North West Centre for Advanced Manufacturing – University of Glasgow developing solutions to industry challenges.
World leading researchers at the James Watt Nanotechnology Centre, University of Glasgow are partnering with Northern Ireland companies in the life and health science sector to boost industry-focused research in advanced manufacturing.
The collaboration is being facilitated through the North West Centre for Advanced Manufacturing (NW CAM), a cross-border consortium supported by SEUPB managed INTERREG VA funding of €8.7m. Led by Catalyst Inc, NW CAM is delivering fifteen individual doctoral level R&D projects by applying advanced manufacturing technologies to enable the development of new and innovative products and processes. The program aims to create a step change in global manufacturing competitiveness and strengthen regional economic development and impact.
The Centre has four academic partners, University of Glasgow, Ulster University, IT Sligo and Letterkenny Institute of Technology working alongside a number of start-ups, SMEs and multinationals with the reach of the Centre spanning the West Coast of Scotland, Northern Ireland and border areas of Ireland.
One of NW CAM’s key objectives is to integrally link applied research to specific industry challenges, resolving real-world problems and opening access to research expertise and equipment. Discussing the model, leading Glasgow academic Prof. Steve Beaumont describes NW CAM as “Helping to bring academic institutions and businesses together at an earlier stage in the manufacturing process”.
Professor Beaumont and his team are collaborating on three projects, two with NuPrint Technologies in Derry~Londonderry led by Prof. Ravinder Dahiya and one with Causeway Sensors in Belfast led by Prof. Nikolaj Gadegard. The NuPrint projects focus on printing of electronic layers and devices on flexible substrates and developing smart printed RFID sensor tags for health monitoring. Both address the widespread problem of medication errors and improving the safety of vulnerable patients. Managing director of NuPrint Technologies, Gavin Killeen highlights the benefits of partnering with the University of Glasgow. He says “These projects have the potential to transform the scope of conductive labelling and ensure that NuPrint Technologies are the vanguard in this technical development and application to create more innovative products and solutions”.
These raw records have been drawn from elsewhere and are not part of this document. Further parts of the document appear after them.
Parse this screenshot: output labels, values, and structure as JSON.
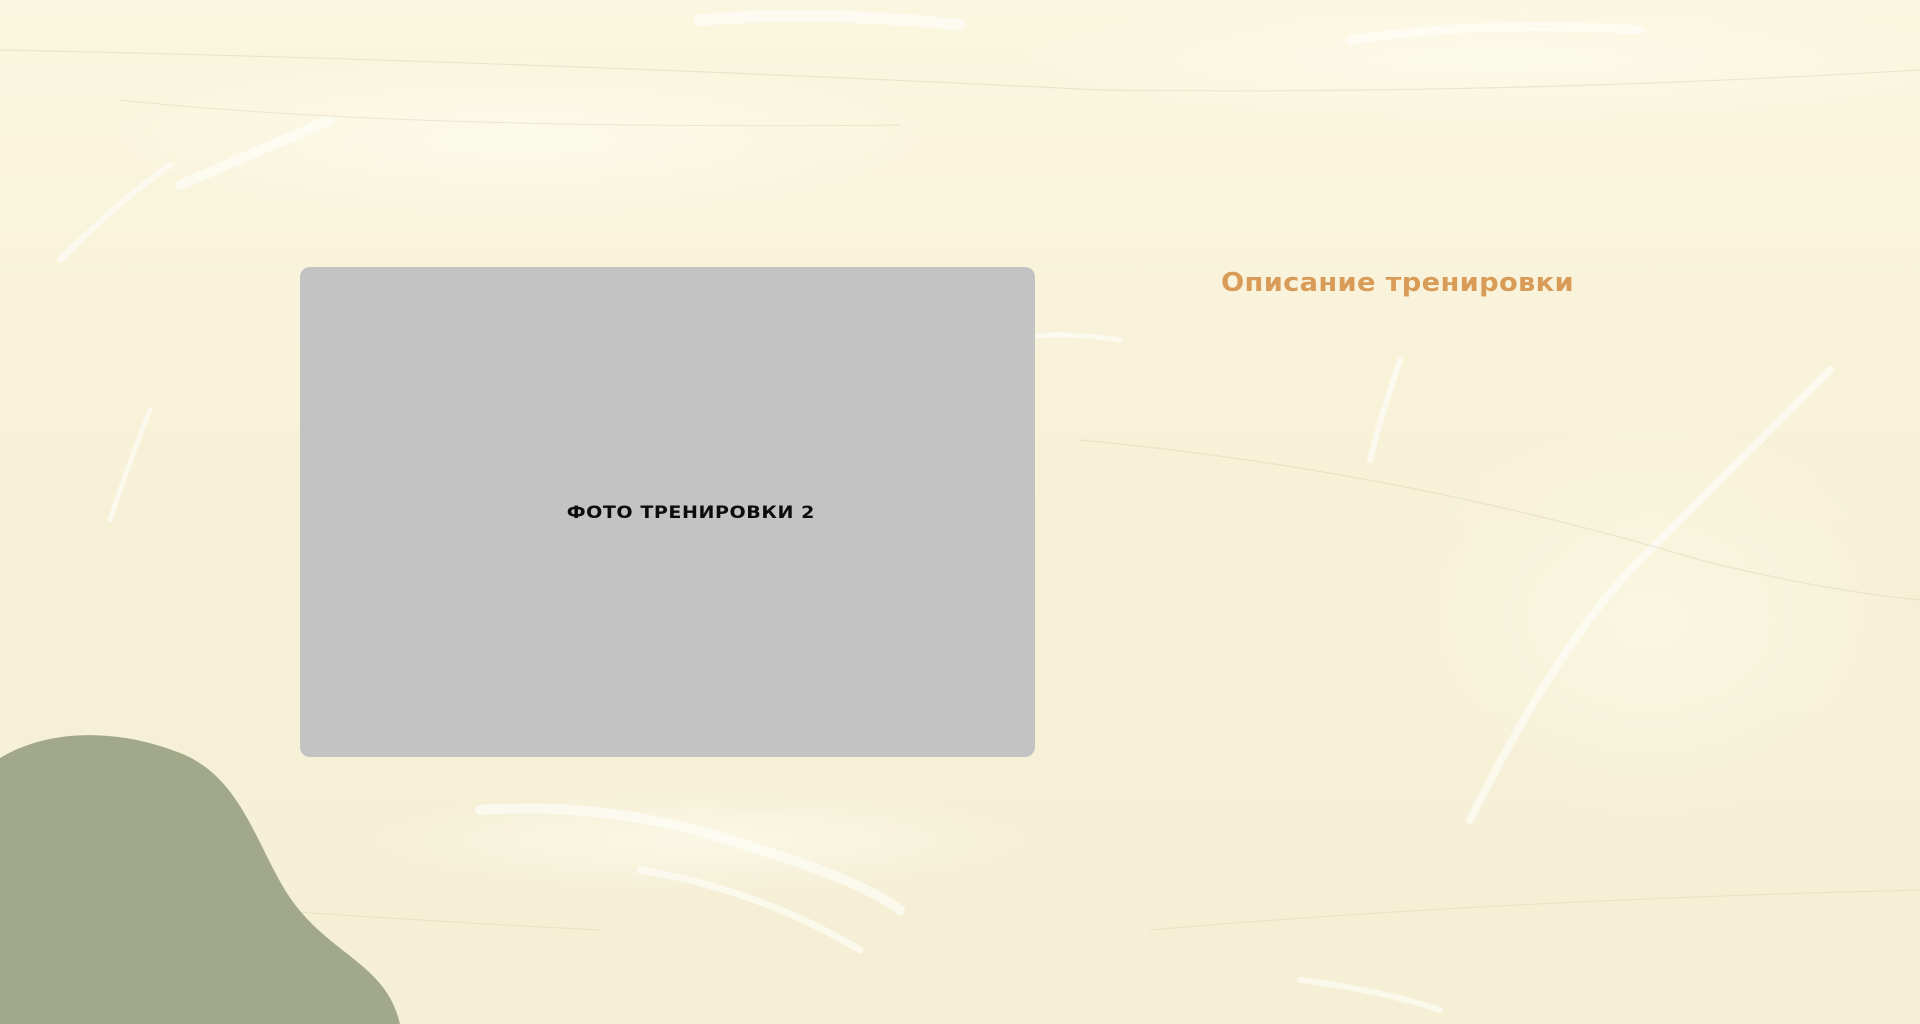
{
  "slide": {
    "photo_placeholder_label": "ФОТО ТРЕНИРОВКИ 2",
    "description_title": "Описание тренировки"
  },
  "colors": {
    "background": "#f9f4dc",
    "placeholder": "#c3c3c4",
    "title_accent": "#d99b58",
    "blob": "#a2a98a"
  }
}
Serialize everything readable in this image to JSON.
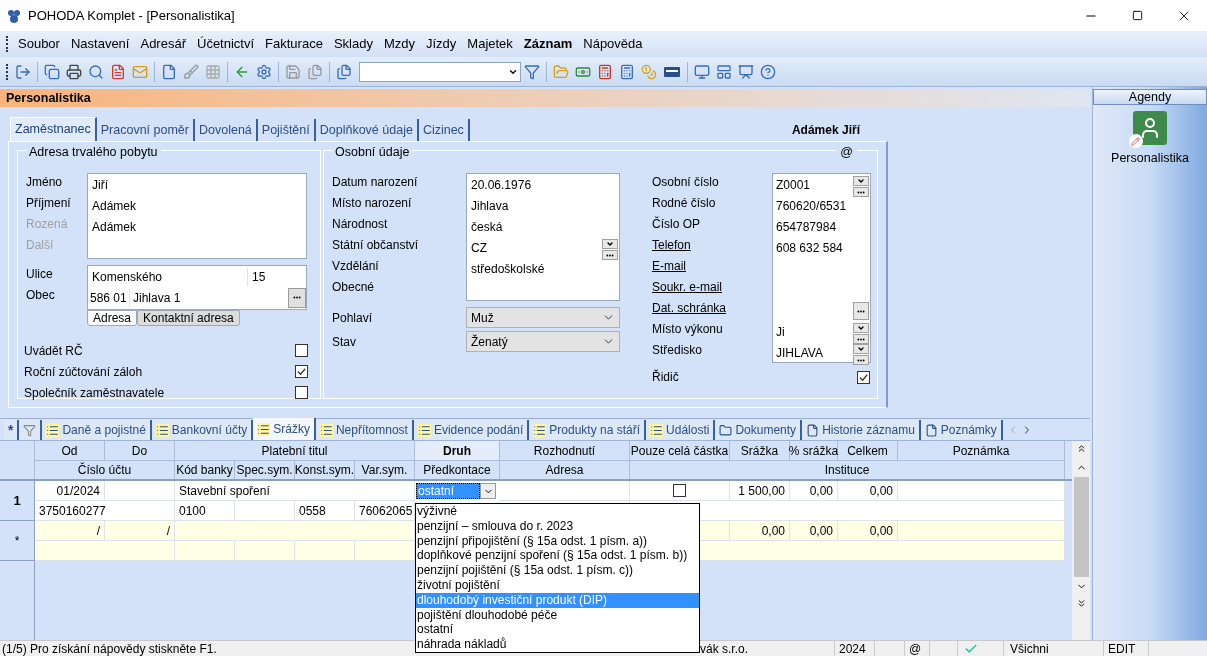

The central focus of the Causeway Sensors collaboration is to develop integration of injection moulded plasmonic nanostructures into a point of care biosensor device. Glasgow researcher, Dr Johnny Stormonth-Darling, is designing a solution to address rapid patient diagnosis of potentially fatal conditions such as sepsis. Speaking about the project, Dr Stormonth-Darling says “The opportunity to work directly with business gives my research a direct application which is very exciting.Within NW CAM the positive relationship of co-designing a solution with our partner is very rewarding”.
These unique partnerships highlight that innovative advancements in manufacturing practices can be maximized through applied research and knowledge sharing. NWCAM provides the translational infrastructure to make this happen.
NWCAM is currently conducting a regional survey to better understand how it can support industry. Please click here to complete the survey. In return we will share our key findings with you.
Should you wish to find out more about NWCAM or get involved, please contact us at NWCAM@Catalyst-Inc.org